+++ Data shown +++

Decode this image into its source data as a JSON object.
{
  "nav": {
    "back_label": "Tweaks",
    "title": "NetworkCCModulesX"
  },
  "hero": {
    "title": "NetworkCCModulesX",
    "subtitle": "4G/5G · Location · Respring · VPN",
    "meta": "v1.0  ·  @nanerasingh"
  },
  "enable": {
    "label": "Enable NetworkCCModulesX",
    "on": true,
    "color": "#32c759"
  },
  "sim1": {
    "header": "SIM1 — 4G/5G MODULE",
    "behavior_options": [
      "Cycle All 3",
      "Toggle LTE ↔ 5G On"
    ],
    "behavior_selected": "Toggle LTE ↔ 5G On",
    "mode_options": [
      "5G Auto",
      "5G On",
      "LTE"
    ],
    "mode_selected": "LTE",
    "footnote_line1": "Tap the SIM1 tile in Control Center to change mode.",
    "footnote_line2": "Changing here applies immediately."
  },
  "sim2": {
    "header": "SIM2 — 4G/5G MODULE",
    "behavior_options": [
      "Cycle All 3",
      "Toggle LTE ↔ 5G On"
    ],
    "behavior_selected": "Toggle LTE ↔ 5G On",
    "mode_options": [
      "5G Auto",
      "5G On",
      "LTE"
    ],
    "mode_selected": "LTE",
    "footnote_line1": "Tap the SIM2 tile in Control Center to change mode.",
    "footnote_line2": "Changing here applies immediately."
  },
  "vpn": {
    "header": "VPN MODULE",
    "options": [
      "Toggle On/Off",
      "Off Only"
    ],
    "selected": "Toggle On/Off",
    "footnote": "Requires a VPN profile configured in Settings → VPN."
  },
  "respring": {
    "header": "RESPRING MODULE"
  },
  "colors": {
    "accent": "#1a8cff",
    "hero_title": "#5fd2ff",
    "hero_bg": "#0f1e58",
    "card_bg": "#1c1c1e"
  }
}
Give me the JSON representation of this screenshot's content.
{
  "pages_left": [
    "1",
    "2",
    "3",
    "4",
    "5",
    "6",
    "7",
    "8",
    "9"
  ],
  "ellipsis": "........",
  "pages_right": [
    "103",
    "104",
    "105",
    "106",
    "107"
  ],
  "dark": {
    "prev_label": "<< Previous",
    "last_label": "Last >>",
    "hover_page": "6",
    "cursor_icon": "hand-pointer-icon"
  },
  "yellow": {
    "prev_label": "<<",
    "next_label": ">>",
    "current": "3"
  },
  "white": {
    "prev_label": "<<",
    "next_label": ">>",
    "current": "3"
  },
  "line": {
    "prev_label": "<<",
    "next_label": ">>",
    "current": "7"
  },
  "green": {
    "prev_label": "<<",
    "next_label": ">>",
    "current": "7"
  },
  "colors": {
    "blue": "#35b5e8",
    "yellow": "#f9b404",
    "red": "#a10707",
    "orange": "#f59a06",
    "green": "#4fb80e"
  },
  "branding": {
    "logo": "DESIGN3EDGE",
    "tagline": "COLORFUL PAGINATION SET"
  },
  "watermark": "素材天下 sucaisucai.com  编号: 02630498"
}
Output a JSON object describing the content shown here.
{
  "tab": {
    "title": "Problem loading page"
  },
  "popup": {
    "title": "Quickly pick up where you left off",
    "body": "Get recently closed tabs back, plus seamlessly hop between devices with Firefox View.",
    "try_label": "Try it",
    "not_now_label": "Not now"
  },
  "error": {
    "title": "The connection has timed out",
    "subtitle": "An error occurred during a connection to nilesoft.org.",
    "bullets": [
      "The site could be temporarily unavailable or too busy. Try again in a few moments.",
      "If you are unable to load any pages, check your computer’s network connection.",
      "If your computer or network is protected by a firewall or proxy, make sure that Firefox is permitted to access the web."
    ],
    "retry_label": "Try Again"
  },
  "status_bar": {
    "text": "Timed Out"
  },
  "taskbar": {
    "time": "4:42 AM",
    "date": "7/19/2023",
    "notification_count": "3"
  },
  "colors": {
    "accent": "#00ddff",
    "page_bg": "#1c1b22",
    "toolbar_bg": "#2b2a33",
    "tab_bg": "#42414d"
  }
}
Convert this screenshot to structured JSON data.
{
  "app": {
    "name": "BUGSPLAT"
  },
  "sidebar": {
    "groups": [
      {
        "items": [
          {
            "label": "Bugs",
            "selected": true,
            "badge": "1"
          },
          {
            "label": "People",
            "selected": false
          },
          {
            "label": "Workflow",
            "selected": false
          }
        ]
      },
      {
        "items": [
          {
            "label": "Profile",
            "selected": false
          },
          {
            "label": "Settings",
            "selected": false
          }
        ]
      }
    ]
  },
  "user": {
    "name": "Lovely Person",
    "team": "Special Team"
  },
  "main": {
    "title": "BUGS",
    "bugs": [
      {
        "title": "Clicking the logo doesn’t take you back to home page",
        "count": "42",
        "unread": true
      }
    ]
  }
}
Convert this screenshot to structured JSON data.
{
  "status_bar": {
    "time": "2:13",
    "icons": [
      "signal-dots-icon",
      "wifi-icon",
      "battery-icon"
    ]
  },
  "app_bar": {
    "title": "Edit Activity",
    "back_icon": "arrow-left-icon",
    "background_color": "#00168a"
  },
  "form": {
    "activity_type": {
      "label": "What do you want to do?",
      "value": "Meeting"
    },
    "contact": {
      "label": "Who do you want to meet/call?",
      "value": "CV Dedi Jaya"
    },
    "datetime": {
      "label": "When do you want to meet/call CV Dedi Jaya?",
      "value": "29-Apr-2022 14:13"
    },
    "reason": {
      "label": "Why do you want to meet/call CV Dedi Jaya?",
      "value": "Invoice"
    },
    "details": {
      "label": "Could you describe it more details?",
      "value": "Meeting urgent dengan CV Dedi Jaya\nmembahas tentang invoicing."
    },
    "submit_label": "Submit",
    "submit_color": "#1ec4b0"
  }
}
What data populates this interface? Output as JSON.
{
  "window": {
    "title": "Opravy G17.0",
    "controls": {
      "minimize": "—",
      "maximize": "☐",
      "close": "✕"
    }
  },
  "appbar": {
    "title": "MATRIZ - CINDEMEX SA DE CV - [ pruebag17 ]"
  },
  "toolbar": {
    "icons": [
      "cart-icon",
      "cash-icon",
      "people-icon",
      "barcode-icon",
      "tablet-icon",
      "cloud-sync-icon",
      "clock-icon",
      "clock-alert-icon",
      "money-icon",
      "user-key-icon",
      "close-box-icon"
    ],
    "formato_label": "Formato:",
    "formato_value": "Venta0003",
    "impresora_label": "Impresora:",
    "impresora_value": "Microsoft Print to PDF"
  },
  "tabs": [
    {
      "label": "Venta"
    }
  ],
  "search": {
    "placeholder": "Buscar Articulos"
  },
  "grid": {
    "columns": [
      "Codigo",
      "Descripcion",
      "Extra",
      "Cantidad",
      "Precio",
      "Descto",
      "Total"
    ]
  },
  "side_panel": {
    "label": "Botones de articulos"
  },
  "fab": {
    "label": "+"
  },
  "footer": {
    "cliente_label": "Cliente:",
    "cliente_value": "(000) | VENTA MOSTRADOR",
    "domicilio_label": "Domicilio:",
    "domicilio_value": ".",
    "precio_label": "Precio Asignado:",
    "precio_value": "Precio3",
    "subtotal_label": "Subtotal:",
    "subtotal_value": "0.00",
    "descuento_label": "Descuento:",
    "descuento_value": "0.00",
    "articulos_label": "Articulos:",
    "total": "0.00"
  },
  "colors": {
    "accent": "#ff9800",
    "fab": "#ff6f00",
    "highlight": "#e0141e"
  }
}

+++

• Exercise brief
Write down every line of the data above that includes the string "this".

• The answer
Decode this image into its source data as a JSON object.
Give me the JSON representation of this screenshot's content.
Convert this screenshot to structured JSON data.
Convert this screenshot to structured JSON data.
What data populates this interface? Output as JSON.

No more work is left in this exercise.